2018 Lexus NX arrives in Australia with appealing improvements

Some updates have been announced for the launch of the 2018 Lexus NX medium SUV. Chief among which are some improvements in in-car entertainment, ride and suspension, and safety.

On the safety side, Lexus’s new Safety System+ has been added. It blends in a load of autonomous-like driving initiatives such as autonomous emergency braking, adaptive cruise control, and lane departure warning.

For the interior the dash receives the latest 10.3-inch LCD infotainment display, packaging in sat-nav, a reversing camera display, Enform connectivity, and a 10-speaker sound system (at minimum). A 14-speaker Mark Levison system is also available on the two entry variants.

The Toyota-owned manufacturer says some improvements have been administered for the Remote Touch control pad on the centre console. It’s slightly larger and offers a reshaped hand support pad for enhanced usability, while the wireless phone charger is larger to accommodate bigger smart phones as well.

As for the variants, the lineup continues with Luxury, F Sport, and Sport Luxury as previously offered. These split up the standard features list, with the F Sport giving a distinct sporty tone and the Sports Luxury all about comfort and convenience.

Some revisions have been made to the suspension for sharper handling and a smoother ride, with adaptive variable suspension for the higher grades delivering heightened versatility. Changes made have also improved noise, vibration and harshness levels.

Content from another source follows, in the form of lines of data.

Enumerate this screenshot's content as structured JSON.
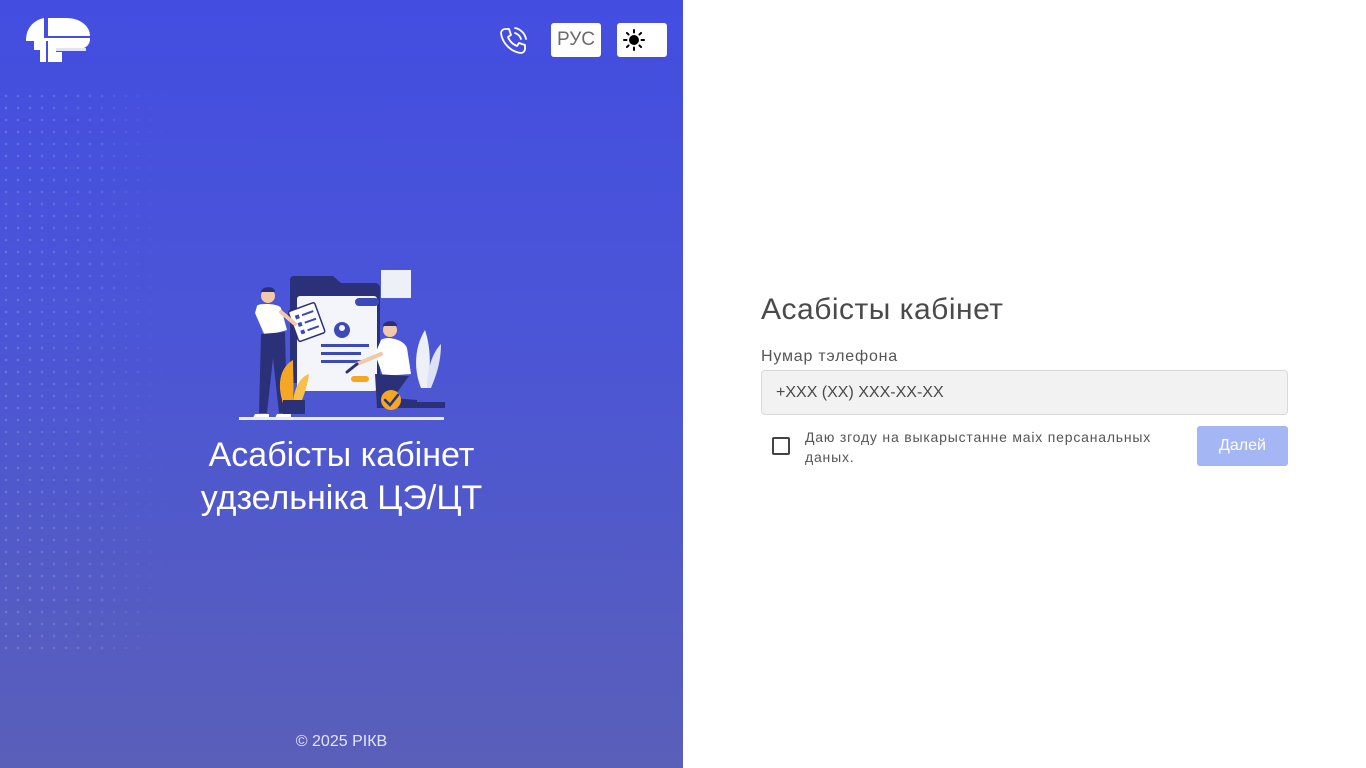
{
  "header": {
    "logo_icon": "rikv-logo-icon",
    "phone_icon": "phone-call-icon",
    "language_label": "РУС",
    "theme_icon": "sun-icon"
  },
  "hero": {
    "illustration": "documents-illustration",
    "title_line1": "Асабісты кабінет",
    "title_line2": "удзельніка ЦЭ/ЦТ"
  },
  "footer": {
    "copyright": "© 2025 РІКВ"
  },
  "form": {
    "title": "Асабісты кабінет",
    "phone_label": "Нумар тэлефона",
    "phone_placeholder": "+XXX (XX) XXX-XX-XX",
    "phone_value": "",
    "consent_text": "Даю згоду на выкарыстанне маіх персанальных даных.",
    "consent_checked": false,
    "next_label": "Далей",
    "next_enabled": false
  },
  "colors": {
    "left_gradient_top": "#434de0",
    "left_gradient_bottom": "#5a5fb8",
    "button_disabled": "#a4b6f4"
  }
}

Lexus NX customers continue to the be presented with two main powertrain options, badged the NX 300h and NX 300 (previously 200t). These use a 2.5-litre petrol hybrid (300h) with a combined output of 147kW, and a 2.0-litre turbo generating 175kW (300). Fuel economy on the average cycle is rated at 5.6L/100km for the front-wheel drive NX 300h hybrid, and 5.7 for the AWD, and then 7.7 and 7.9 for the NX 300 turbo, respectively.

The Lexus NX has been a very popular model for the local arm, and is currently accounting for over a third of total Lexus sales here. So far this year to the end of September buyers have snapped up 2561 units, giving it 11.3 per cent market share in the segment. It’s the fourth best-selling model in the class, behind the likes of the BMW X3 and Mercedes GLC.

Interested buyers should head to their local dealer now and either snap up a run-out deal of the previous model, or place an order for the updated version. See below for the price range (before on-road costs), or head over to Lexus Australia for more details:

2018 Lexus NX 300 Luxury – $54,800
2018 Lexus NX 300 F Sport – $60,800

2018 Lexus NX 300h Luxury – $57,300
2018 Lexus NX 300h F Sport – $63,300

2018 Lexus NX 300 Luxury – $59,300
2018 Lexus NX 300 F Sport – $65,300
2018 Lexus NX 300 Sports Luxury – $73,800

2018 Lexus NX 300h Luxury – $61,800
2018 Lexus NX 300h F Sport – $67,800
2018 Lexus NX 300h Sports Luxury – $76,300